"We, unaccustomed to courage
exiles from delight
live coiled in shells of loneliness
until love leaves its high holy temple
and comes into our sight
to liberate us into life.
and in its train come ecstasies
old memories of pleasure
ancient histories of pain.
Yet if we are bold,
love strikes away the chains of fear
from our souls.
We are weaned from our timidity
In the flush of love's light
we dare be brave
And suddenly we see
that love costs all we are
and will ever be.
Yet it is only love
which sets us free."
I love the connection Angelou draws between love taking everything, and simultaneously setting one free. I once cut out a Starbucks, "The Way I See It" on such a topic. It discussed the freedom in commitment to something - a person, an idea, a love.
I believe in that.
I'm not for all this mumbo jumbo about freedom belonging to those without ties. I believe a person needs ties: roots, faces, smells, sounds that they don't want to live without.
My dear friend Joanna called today. I was her personal assistant in high school. Personal assistant turned to confidant, turned to true friend, and it turns out that, now, my love for her runs deep, across our generational gap and throughout the seasons that we don't talk.
I went to visit her in Florida, last summer, recovering from a bout with mono and needing a place by the beach to sleep and sit. She's been sick for a long time. Doctors have debated causes, debated her diagnosis, debated treatment. Over 20 years ago, she was told that whatever it was, it promised to be terminal.

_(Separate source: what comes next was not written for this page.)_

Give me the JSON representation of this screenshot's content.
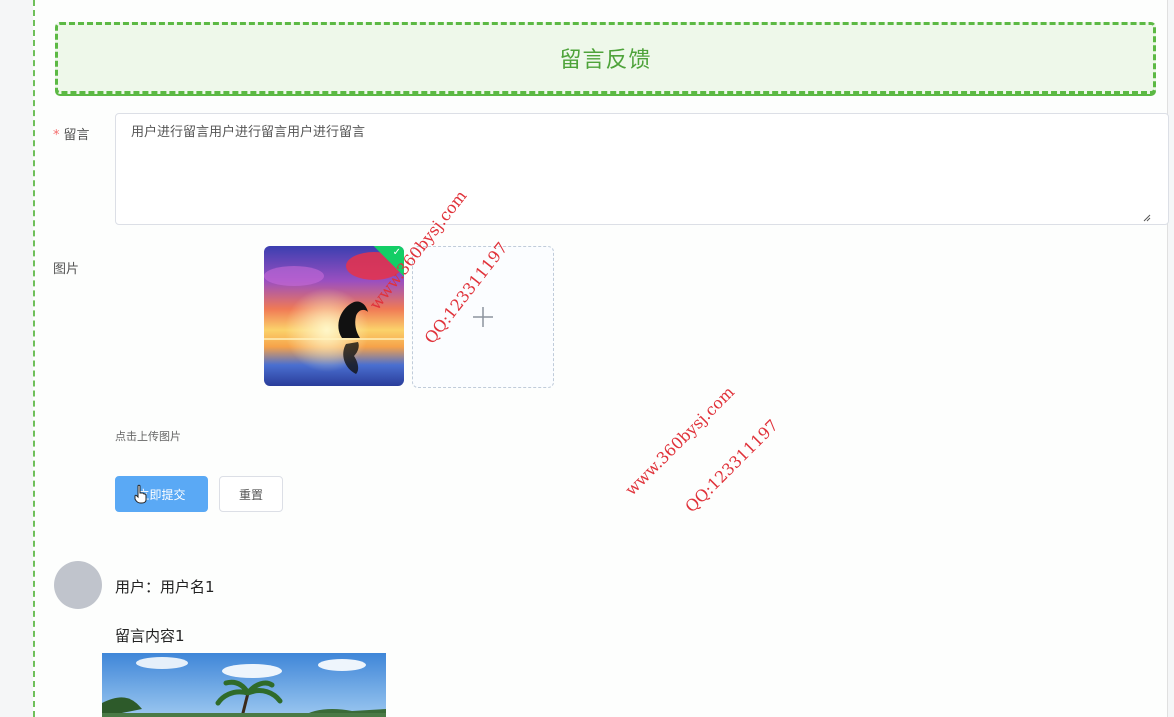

She talks, often, about the two day trip she took after the news. From New Mexico to California, she thought about what she wanted from the rest of her life, and what she would do if she had it to do over again.
We laughed, together, as she said she wished she had listened to more live music, and played more softball.
But isn't that beautiful?
Afterward, she said this:
"I realized it came down to who I loved, and how I loved them. Did they know how I loved them? How was I showing it?"
Twenty something years later, and her love is a force to be reckoned with. Love shows up in late night phonecalls - "tell me about him. tell me about your life. tell me where you are applying. tell me what you want to do next. tell me what the struggle is." Love shows up in shoes upon shoes, vintage jackets upon vintage jackets, purses from the heart of New York city and sarongs from the keyes all tucked away in my closet because she'd, "thought of me." Love shows up in wisdom, stories. Love shows up in trips to the beach in sandals and skirts - "Let's listen to the surf and watch the sun set. Let's take a week to try and get well together."
Her love is fierce. It doesn't let go. It is a consistent force. It's a till death do us part - but she loves that way with everyone.
I believe there should be people one is terrified to live without, and that there should be great loss when one leaves a place. I'm not so much a fan of the fear that has risen in place of saying what you mean, meaning what you say. I believe there is a simplicity in the refusal to play games - in friendship, in family, in work, in love, in play.
I'd like to think I've been learning something about that, living in Long Beach. I'd like to think that I'll take love with me - that the people I've come to care for, I'll keep caring for. Joanna style - till death do us part, because there is freedom in loving for the long haul.
I leave for Northern California in less than three weeks. From there, I will leave for Africa.
I know that something has been right about my life here, because I anticipate great loss in leaving.
I am thankful for the way my time here has enlarged my heart, and for a place to come back to in September.
(Dancing photo via Kassell Photography).